I was attracted to the scene in my Crisscrossed piece by the design the group of anthers formed. The unique V-shape of the lowest two anthers caught my attention immediately because it was something that I had never seen before. My artistic vision was to place the anthers in the frame with the V being near the bottom and the remaining anthers coming up and into it above them. Once again, by concentrating on the stamen while composing at two times life-size, the shallow depth of field turned the background into simple colors and shapes. While I didn’t intentionally utilize the rule of thirds when framing this, the rightmost one third line cuts through both sets of the anthers that cross each other (at the top and the bottom). Surface textures and individual pieces of pollen can be seen thanks to the high level of captured detail.
I liked how the anthers were clustered into a tight group in my Heat Seekers piece and felt that they would work well framed vertically.
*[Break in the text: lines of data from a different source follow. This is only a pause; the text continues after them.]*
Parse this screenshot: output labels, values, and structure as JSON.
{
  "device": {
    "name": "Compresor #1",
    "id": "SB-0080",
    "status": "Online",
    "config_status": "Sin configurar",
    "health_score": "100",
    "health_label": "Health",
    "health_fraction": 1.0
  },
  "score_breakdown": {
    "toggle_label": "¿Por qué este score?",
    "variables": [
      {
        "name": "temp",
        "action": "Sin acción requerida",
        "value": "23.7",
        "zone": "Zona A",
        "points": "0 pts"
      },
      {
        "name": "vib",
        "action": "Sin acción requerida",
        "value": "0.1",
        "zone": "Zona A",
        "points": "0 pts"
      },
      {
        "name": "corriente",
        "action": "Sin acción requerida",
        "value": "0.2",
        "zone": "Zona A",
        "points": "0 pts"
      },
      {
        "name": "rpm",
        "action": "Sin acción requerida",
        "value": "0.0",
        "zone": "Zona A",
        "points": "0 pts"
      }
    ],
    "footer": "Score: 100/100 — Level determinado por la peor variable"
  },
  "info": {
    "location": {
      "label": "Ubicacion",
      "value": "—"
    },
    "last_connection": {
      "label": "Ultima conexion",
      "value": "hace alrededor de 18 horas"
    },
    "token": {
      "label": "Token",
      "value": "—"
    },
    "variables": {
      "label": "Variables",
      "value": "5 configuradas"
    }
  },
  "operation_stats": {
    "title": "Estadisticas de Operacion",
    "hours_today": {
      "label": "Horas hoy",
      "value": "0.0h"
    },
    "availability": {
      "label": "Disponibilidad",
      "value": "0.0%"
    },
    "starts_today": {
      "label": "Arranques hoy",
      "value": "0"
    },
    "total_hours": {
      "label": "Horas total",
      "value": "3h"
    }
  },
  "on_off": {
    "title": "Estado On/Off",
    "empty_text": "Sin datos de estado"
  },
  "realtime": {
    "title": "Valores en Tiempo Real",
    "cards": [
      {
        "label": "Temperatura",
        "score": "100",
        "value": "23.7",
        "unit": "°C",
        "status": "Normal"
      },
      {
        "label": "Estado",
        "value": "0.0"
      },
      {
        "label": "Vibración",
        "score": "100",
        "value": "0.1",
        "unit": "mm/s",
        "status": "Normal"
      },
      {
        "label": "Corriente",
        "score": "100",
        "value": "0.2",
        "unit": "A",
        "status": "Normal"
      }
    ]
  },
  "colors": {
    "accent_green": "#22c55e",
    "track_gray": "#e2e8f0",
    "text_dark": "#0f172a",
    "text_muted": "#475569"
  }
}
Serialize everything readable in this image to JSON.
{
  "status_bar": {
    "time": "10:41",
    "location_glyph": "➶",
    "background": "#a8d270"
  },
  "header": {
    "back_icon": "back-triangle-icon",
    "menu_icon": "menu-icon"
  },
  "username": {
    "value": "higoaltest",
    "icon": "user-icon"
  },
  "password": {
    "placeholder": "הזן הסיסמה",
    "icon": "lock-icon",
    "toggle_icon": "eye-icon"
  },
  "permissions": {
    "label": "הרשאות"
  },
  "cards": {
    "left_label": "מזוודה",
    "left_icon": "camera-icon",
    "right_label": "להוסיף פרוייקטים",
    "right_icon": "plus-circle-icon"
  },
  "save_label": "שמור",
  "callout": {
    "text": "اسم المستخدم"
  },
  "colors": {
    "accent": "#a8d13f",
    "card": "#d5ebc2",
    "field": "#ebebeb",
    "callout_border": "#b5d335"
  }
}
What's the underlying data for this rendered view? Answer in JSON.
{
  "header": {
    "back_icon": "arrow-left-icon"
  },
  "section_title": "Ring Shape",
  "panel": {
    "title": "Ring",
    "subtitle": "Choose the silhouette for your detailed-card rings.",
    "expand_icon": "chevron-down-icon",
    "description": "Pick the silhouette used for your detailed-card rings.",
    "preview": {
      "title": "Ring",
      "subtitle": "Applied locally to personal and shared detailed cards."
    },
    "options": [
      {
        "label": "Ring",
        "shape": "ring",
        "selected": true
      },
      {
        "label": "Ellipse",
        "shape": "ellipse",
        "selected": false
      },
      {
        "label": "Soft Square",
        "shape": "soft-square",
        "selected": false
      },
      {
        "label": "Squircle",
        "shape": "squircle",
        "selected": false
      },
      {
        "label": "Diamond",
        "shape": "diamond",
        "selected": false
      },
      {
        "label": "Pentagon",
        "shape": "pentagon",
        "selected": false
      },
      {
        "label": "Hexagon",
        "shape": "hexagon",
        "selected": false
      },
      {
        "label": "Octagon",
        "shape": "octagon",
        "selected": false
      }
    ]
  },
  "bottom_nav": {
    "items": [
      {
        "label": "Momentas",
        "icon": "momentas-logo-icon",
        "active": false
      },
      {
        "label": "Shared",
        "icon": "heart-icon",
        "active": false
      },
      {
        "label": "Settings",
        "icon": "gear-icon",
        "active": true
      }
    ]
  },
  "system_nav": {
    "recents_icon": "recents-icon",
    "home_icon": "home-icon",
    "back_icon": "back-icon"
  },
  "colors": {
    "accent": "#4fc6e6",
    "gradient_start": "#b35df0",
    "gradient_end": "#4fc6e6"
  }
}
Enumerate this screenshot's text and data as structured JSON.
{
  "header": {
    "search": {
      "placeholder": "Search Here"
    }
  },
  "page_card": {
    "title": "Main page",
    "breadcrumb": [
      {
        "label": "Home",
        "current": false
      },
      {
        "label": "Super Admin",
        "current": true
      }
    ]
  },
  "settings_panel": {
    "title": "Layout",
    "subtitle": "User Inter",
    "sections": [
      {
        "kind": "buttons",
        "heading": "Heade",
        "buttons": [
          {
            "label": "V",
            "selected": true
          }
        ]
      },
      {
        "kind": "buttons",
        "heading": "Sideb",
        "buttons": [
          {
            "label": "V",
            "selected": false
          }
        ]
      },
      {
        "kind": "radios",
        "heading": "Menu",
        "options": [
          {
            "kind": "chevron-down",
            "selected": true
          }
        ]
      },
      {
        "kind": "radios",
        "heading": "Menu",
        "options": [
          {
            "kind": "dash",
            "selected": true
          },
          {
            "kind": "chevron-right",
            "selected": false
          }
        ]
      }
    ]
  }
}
My artistic vision was to place the anthers nearly centered just slightly above the hottest, most intense area of background colors. In my mind’s eye, the stamen looked like they were gathered around and soaking in the warmth of a fire. While the depth of field was fairly shallow, pollen and surface textures are still visible.
The colors of the daylily in my Starburst Red piece drew me right over to where a group of these flowers had been planted. While searching for the best composition, I noticed a small sign that was stuck in the ground identifying it as a starburst red daylily (hence the name). My artistic vision was to capture the flaming bowl the stigma and stamen were coming out of as they make their way up into the frame while arching away from and rising above the intense heat at the core of the flower. Surface textures and pollen can be seen here as well.